The heavy restrictions placed on Palestinians in Huwara and H2 in Hebron have forced many to leave. “There is an official displacement policy in Gaza from the Israeli government and there is an unofficial displacement policy in the West Bank as well,” says Amro, who believes that the Israeli government is using the war to hasten settlement expansion and displace more Palestinians from their homes in the West Bank. According to the UN, 1,149 Palestinians have been forced to leave their homes since 7 October, as settler violence and intimation escalates across the West Bank.

A spokesperson for the Israel Defence Forces said that in light of “a situational assessment” of the West Bank, “there are barriers as well as the monitoring of movement in various areas in the sector, including in Hebron.”

Since 7 October, Amro says that his house and yard have been raided several times and he was orally told that he should leave Hebron and could not host visitors.
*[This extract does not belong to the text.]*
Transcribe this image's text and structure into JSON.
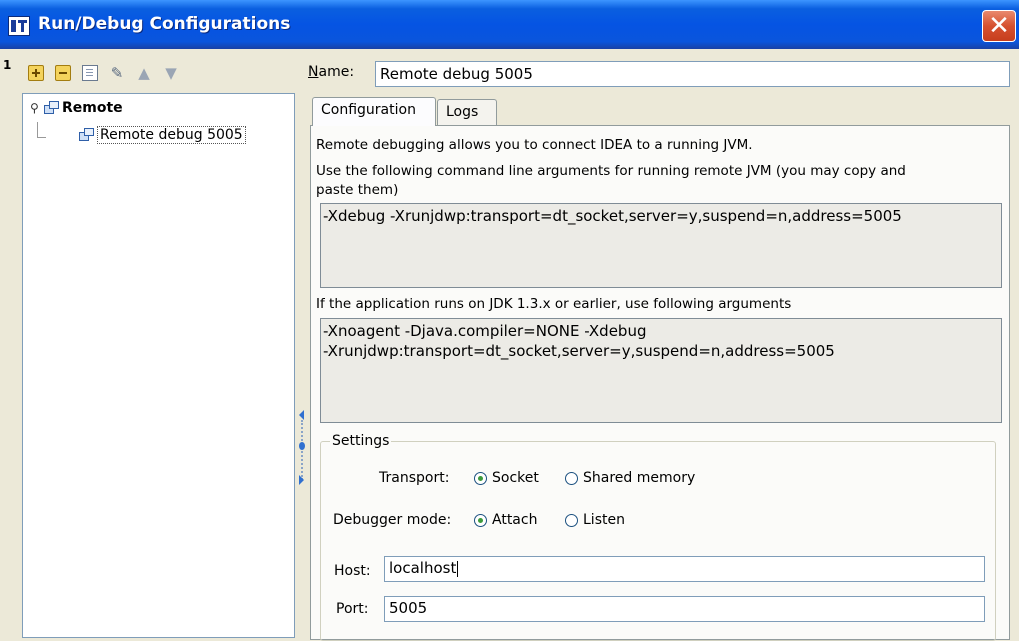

On Friday 20 October, he was violently evicted from his home on the basis that he had two guests. Michael Sfard, Amro’s lawyer, says that under international law a Palestinian living under Israeli occupation in the West Bank is a protected person and cannot be forcibly transferred by the Israeli authorities unless he poses an imminent and grave danger to others or in order to protect him from imminent danger from others – “this is not the case here – it’s a political act that was done to exploit the time of war.”

9F6A1665 Graffiti scrawled on local stores in Huwara. Hannah McCarthy Hannah McCarthy

Sfard believes that the military commander for Hebron likely views the war as a good opportunity to stop Issa from hosting groups and the public recognition that comes with it – “Issa is a recognised human rights defender that is preaching non-violence and that is something that they don’t know how to deal with.”

As well as infringing on Palestinians’ freedom of movement, the lockdowns imposed on Palestinians – but not Israeli settlers – across the West Bank have had a devastating impact on the local economy, where already the average Palestinian earned 8 cents for every dollar earned by an Israeli citizen. During the first month of the war, the gross domestic product shrank by 4% in the West Bank and Gaza, sending over 400,000 people into poverty. The UN said that this is an economic impact unseen in the conflicts in Syria and Ukraine or in any previous Israel-Hamas war.

If the war continues for a second month, the UN estimates that the Palestinian GDP, which was $20.4 billion before the war began, will drop by $1.7 billion (8.4%). And if the conflict lasts a third month, Palestinian GDP will drop by 12%, pushing more than 660,000 into poverty.

Hannah McCarthy is a freelance journalist currently reporting from the West Bank.